→ TASK DETAILS
Return the entries below verbatim. Pictures stay out.
:: THE DATA
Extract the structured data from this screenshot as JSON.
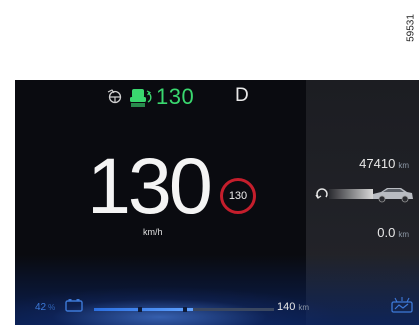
{
  "figure": {
    "id": "59531"
  },
  "header": {
    "driver_assist_icon": "hands-on-steering-icon",
    "cruise_icon": "adaptive-cruise-icon",
    "cruise_speed": "130",
    "gear": "D",
    "accent_color": "#3ad86f"
  },
  "speedometer": {
    "speed": "130",
    "unit": "km/h"
  },
  "speed_limit": {
    "value": "130",
    "color": "#c51e2c"
  },
  "trip_panel": {
    "odometer": "47410",
    "odometer_unit": "km",
    "trip": "0.0",
    "trip_unit": "km",
    "reset_icon": "trip-reset-icon",
    "car_icon": "car-icon"
  },
  "footer": {
    "battery_percent": "42",
    "battery_unit": "%",
    "battery_icon": "battery-icon",
    "range_fraction": 0.55,
    "range": "140",
    "range_unit": "km",
    "eco_icon": "eco-mode-icon",
    "accent_color": "#3d79d8"
  }
}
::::
→ ANSWER BOX
Extract the structured data from this screenshot as JSON.
{
  "figure": {
    "id": "59531"
  },
  "header": {
    "driver_assist_icon": "hands-on-steering-icon",
    "cruise_icon": "adaptive-cruise-icon",
    "cruise_speed": "130",
    "gear": "D",
    "accent_color": "#3ad86f"
  },
  "speedometer": {
    "speed": "130",
    "unit": "km/h"
  },
  "speed_limit": {
    "value": "130",
    "color": "#c51e2c"
  },
  "trip_panel": {
    "odometer": "47410",
    "odometer_unit": "km",
    "trip": "0.0",
    "trip_unit": "km",
    "reset_icon": "trip-reset-icon",
    "car_icon": "car-icon"
  },
  "footer": {
    "battery_percent": "42",
    "battery_unit": "%",
    "battery_icon": "battery-icon",
    "range_fraction": 0.55,
    "range": "140",
    "range_unit": "km",
    "eco_icon": "eco-mode-icon",
    "accent_color": "#3d79d8"
  }
}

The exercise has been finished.